Records from a dataset

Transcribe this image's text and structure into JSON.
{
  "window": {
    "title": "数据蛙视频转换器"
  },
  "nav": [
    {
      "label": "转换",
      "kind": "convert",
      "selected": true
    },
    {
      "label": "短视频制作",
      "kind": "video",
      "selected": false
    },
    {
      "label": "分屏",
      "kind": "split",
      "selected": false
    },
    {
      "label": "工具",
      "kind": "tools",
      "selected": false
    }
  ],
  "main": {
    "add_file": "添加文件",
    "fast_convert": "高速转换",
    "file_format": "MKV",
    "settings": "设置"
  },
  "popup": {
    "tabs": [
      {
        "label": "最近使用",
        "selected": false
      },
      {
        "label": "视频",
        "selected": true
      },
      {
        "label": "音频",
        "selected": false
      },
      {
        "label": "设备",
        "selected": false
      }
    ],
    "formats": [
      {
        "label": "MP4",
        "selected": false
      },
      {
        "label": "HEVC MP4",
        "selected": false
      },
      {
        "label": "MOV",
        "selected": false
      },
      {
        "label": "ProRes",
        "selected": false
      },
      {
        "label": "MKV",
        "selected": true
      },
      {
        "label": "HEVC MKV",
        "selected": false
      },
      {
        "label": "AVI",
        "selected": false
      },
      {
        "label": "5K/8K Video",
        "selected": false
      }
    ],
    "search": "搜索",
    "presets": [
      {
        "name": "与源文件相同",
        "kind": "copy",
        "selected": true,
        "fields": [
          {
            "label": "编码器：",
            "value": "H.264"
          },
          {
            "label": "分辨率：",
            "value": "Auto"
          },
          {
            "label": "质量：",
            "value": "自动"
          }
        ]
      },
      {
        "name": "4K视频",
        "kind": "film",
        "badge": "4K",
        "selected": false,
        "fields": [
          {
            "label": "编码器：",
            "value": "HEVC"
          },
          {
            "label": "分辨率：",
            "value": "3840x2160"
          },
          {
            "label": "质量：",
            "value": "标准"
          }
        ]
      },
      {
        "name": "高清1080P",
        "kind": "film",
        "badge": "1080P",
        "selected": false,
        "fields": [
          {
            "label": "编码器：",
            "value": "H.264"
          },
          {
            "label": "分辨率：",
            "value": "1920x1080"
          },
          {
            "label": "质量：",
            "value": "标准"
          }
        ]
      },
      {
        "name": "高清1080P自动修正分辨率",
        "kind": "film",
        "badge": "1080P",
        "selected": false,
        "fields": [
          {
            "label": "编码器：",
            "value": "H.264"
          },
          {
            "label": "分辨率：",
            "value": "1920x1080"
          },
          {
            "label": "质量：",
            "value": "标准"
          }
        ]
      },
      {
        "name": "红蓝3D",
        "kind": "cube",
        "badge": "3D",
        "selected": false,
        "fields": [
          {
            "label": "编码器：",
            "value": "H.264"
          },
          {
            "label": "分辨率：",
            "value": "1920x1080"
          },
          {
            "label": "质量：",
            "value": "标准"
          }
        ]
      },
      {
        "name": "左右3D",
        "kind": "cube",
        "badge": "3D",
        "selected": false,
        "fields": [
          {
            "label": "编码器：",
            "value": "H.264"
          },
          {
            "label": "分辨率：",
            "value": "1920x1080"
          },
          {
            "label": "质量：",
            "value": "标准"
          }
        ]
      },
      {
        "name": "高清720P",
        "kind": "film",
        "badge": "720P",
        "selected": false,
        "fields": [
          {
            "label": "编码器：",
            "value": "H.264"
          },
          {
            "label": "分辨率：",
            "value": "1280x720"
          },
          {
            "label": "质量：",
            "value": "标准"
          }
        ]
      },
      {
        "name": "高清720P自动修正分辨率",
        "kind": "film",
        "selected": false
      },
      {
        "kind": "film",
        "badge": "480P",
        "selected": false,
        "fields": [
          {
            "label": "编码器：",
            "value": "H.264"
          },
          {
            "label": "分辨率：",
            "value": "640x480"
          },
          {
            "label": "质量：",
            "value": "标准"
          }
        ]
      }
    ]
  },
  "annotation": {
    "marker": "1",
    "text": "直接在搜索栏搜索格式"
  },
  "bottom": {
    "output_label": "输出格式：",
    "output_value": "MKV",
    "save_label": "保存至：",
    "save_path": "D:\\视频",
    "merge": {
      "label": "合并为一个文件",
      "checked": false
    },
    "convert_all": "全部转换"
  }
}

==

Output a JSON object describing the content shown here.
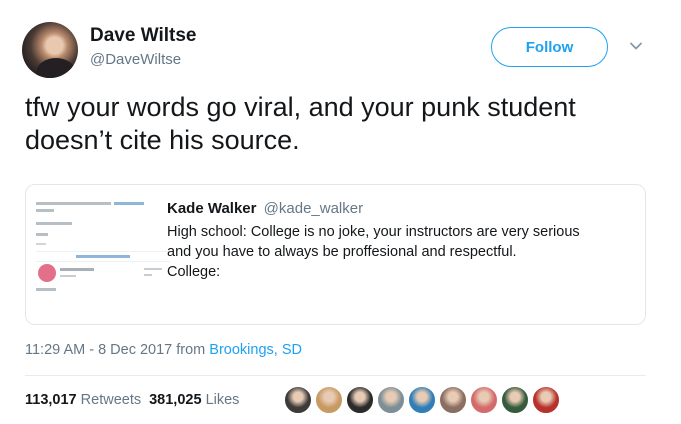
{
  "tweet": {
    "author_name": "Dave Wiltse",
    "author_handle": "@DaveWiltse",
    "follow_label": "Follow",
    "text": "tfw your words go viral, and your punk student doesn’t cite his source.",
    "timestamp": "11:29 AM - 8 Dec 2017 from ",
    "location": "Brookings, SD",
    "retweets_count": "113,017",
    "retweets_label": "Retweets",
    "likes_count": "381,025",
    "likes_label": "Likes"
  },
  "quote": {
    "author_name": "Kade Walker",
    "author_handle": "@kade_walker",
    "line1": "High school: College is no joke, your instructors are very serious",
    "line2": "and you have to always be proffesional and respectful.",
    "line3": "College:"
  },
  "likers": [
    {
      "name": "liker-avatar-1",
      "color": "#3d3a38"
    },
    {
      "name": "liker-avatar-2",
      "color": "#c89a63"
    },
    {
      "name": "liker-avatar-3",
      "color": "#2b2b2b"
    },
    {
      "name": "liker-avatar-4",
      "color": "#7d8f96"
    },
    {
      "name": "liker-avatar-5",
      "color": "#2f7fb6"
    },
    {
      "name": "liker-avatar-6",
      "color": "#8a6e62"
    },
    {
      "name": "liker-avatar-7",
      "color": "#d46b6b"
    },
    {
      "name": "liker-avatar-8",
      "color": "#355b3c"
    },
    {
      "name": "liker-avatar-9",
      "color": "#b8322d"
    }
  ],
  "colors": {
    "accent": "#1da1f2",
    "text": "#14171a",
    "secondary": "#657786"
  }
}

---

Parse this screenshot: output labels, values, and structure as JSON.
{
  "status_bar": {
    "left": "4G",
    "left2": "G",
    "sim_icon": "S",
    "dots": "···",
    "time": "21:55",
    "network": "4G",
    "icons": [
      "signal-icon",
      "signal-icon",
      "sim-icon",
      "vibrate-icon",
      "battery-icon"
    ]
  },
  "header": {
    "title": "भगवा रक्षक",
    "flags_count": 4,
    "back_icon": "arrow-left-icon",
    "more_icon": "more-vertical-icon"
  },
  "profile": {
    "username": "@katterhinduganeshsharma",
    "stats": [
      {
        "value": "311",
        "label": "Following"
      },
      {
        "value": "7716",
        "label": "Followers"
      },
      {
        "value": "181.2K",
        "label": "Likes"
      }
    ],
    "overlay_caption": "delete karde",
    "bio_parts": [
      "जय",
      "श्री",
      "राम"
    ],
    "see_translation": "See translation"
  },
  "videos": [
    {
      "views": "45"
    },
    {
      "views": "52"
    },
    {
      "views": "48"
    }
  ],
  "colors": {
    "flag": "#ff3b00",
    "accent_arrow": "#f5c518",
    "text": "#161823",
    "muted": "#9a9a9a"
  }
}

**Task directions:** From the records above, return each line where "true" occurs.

**Finished exercise:**
      "selected": true
        "selected": true
        "selected": true
        "selected": true,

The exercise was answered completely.